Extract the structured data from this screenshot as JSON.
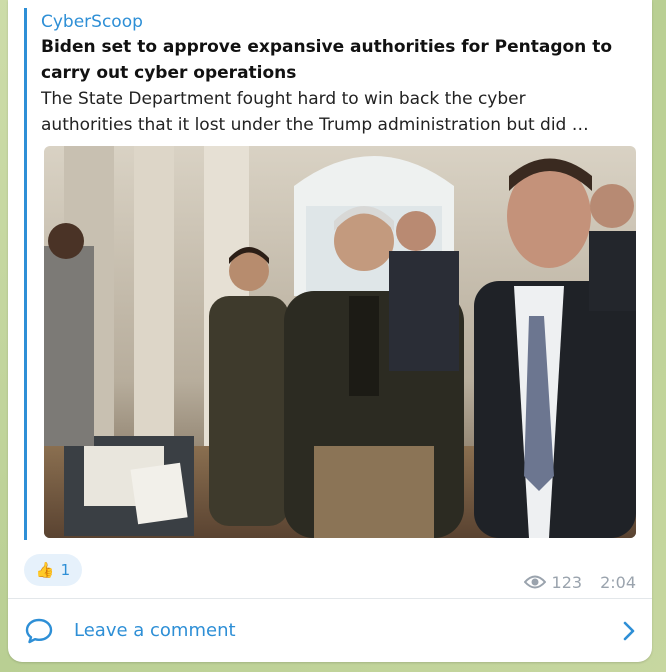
{
  "preview": {
    "site_name": "CyberScoop",
    "title": "Biden set to approve expansive authorities for Pentagon to carry out cyber operations",
    "description_line1": "The State Department fought hard to win back the cyber",
    "description_line2": "authorities that it lost under the Trump administration but did …"
  },
  "reaction": {
    "emoji": "👍",
    "count": "1"
  },
  "meta": {
    "views": "123",
    "time": "2:04"
  },
  "comment": {
    "label": "Leave a comment"
  },
  "colors": {
    "accent": "#2e8fd6",
    "bubble": "#ffffff",
    "background": "#c9d8a4",
    "meta_text": "#9aa3ad"
  },
  "icons": {
    "views": "eye-icon",
    "comment": "speech-bubble-icon",
    "chevron": "chevron-right-icon"
  }
}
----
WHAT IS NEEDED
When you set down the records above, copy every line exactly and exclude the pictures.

ANSWER TO THE PROBLEM
Extract the structured data from this screenshot as JSON.
{
  "preview": {
    "site_name": "CyberScoop",
    "title": "Biden set to approve expansive authorities for Pentagon to carry out cyber operations",
    "description_line1": "The State Department fought hard to win back the cyber",
    "description_line2": "authorities that it lost under the Trump administration but did …"
  },
  "reaction": {
    "emoji": "👍",
    "count": "1"
  },
  "meta": {
    "views": "123",
    "time": "2:04"
  },
  "comment": {
    "label": "Leave a comment"
  },
  "colors": {
    "accent": "#2e8fd6",
    "bubble": "#ffffff",
    "background": "#c9d8a4",
    "meta_text": "#9aa3ad"
  },
  "icons": {
    "views": "eye-icon",
    "comment": "speech-bubble-icon",
    "chevron": "chevron-right-icon"
  }
}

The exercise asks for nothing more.